Why I Sometimes Read Business Books (The Teacher As a Manager)

By kindle recently bit the dust and as I reloaded the half-read novels into the new one’s memory, I came acroos a book for business managers. In many business books, I’ve found lots of semi-coherent and applicable advice (and soemtimes incoherant and inexplicable advice) for teachers. For example, in “The Truth About Managing People”, Stephen Robbins exhorts a manager to:

Be Open – I gave a “pop quiz” today. In reality, it was a class assignment turned into homework. I opened with the statement: I’m handing you an assessment. Reason 1) I need a product to show your regular classroom teacher you’ve learned something in this physics lab. Reason 2) I want to know exactly what you’ve learned, so next time I teach this, I know how to change my lesson to help other students. In a group of young men and women who struggle to shift into a “test” mode, I averted meltdowns and kept the room on an even keel.

Be Fair – Fair is not equal in my classroom. At the end of the year with me, I hope they understand why even if they don’t always accept it.

Speak your feelings – Tell your students if you’re cranky. (I usually have to warn a certain student(s) at homeroom at the end of the day…) Because students do not realize that you exist outside their sight. They really don’t. You exist to serve them (I try to remember that attitude when I get frustrated at the job. I’m doing this for them.)

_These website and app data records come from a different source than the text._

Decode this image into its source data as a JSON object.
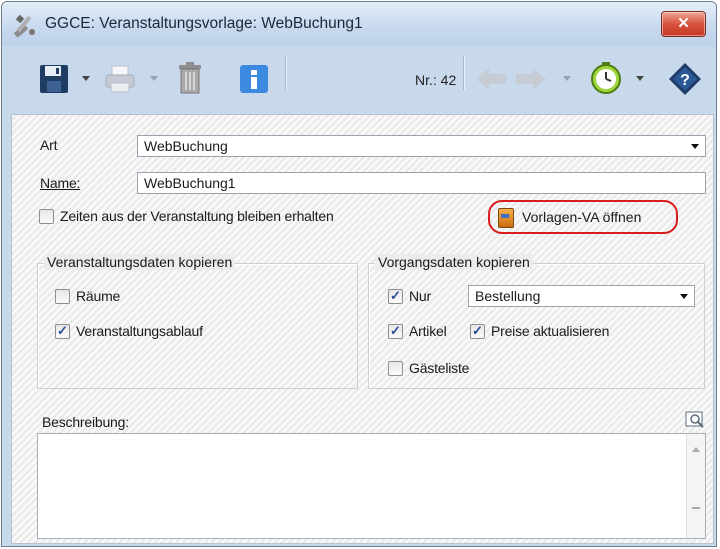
{
  "window": {
    "title": "GGCE: Veranstaltungsvorlage: WebBuchung1",
    "close_label": "✕"
  },
  "toolbar": {
    "nr_label": "Nr.: 42",
    "icons": [
      "save-icon",
      "print-icon",
      "trash-icon",
      "info-icon",
      "arrow-left-icon",
      "arrow-right-icon",
      "clock-icon",
      "help-icon"
    ]
  },
  "form": {
    "art_label": "Art",
    "art_value": "WebBuchung",
    "name_label": "Name:",
    "name_value": "WebBuchung1",
    "keep_times_label": "Zeiten aus der Veranstaltung bleiben erhalten",
    "keep_times_checked": false,
    "open_template_label": "Vorlagen-VA öffnen"
  },
  "group_event": {
    "title": "Veranstaltungsdaten kopieren",
    "rooms_label": "Räume",
    "rooms_checked": false,
    "schedule_label": "Veranstaltungsablauf",
    "schedule_checked": true
  },
  "group_process": {
    "title": "Vorgangsdaten kopieren",
    "only_label": "Nur",
    "only_checked": true,
    "only_select_value": "Bestellung",
    "articles_label": "Artikel",
    "articles_checked": true,
    "update_prices_label": "Preise aktualisieren",
    "update_prices_checked": true,
    "guestlist_label": "Gästeliste",
    "guestlist_checked": false
  },
  "description": {
    "label": "Beschreibung:",
    "value": ""
  },
  "colors": {
    "frame": "#c9d9ec",
    "highlight_ring": "#d91c1c",
    "close_button": "#d8533f"
  }
}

Tell the truth – Quote of my week: As I rummage around a bin at the ReUse store, a student asks, “Mr. Patrick, are you searching for caulk?” “Yes, yes I am.”

Show consistency – I drink coffee like a fish…actually, I drink it like a teacher who believes he has to be as physically able with the students as much as his body allows and therefore takes PEDs.  I’m work on being consistent.  If a student complains about a little thing, like working outside in the heat, I bring up larger issues (hey, that’s cool.  Let’s take a drink break then.  Now, when you’re my age, how will you approach your boss and say, “this is enough!” without getting fired?).  I will probably lose my cowboy hat somewhere on campus and more than likely it will be in someones way.  I’m consistent.

Fulfill your promises –  Easy to say, hard to do.  A classroom management guru once said that the simple act of asking students to walk into class, place their stuff away, sit down and bring a pencil and paper into their hands, ready to learn means asking students to listen to you five times.  Multiply that by the twenty-odd students in your class (I hear it may get larger in California), and you make one hundred requests for discipline in less than a minute of classroom time.  Why does a student follow directives rather than goof-off?  Because a teacher promises to be the most important thing in the world right now.  It’s a hard promise to fulfill some days.

Maintain confidences –  Students will test limits.  They will try to throw you off your game.  Or, as one student said to me today “hey, if we keep asking questions, he’ll burst and we can steal his stuff!” (I was eating lunch at time, trying to avoid the need to converse with the leaders of the school club I facilitate.)  They don’t do it because they “don’t like you”  or “you’re mean” or “they are bad kids” or “their parents never taught them anything”.  They do it because they haven’t yet mastered the skills necessary for co-operative work, or play or living.  For my students, sometimes just living next to other humans is hard.

All good advice for a teacher, right? Because students are just little people, or if they are in high school, normal-sized people with shorter-sized (though sometimes very scary and deep) life experiences to draw on.  My house might have depreciated the current Wall-Street led economic recession, but I appreciate the chance to reflect on some Wall-Street led management lessons.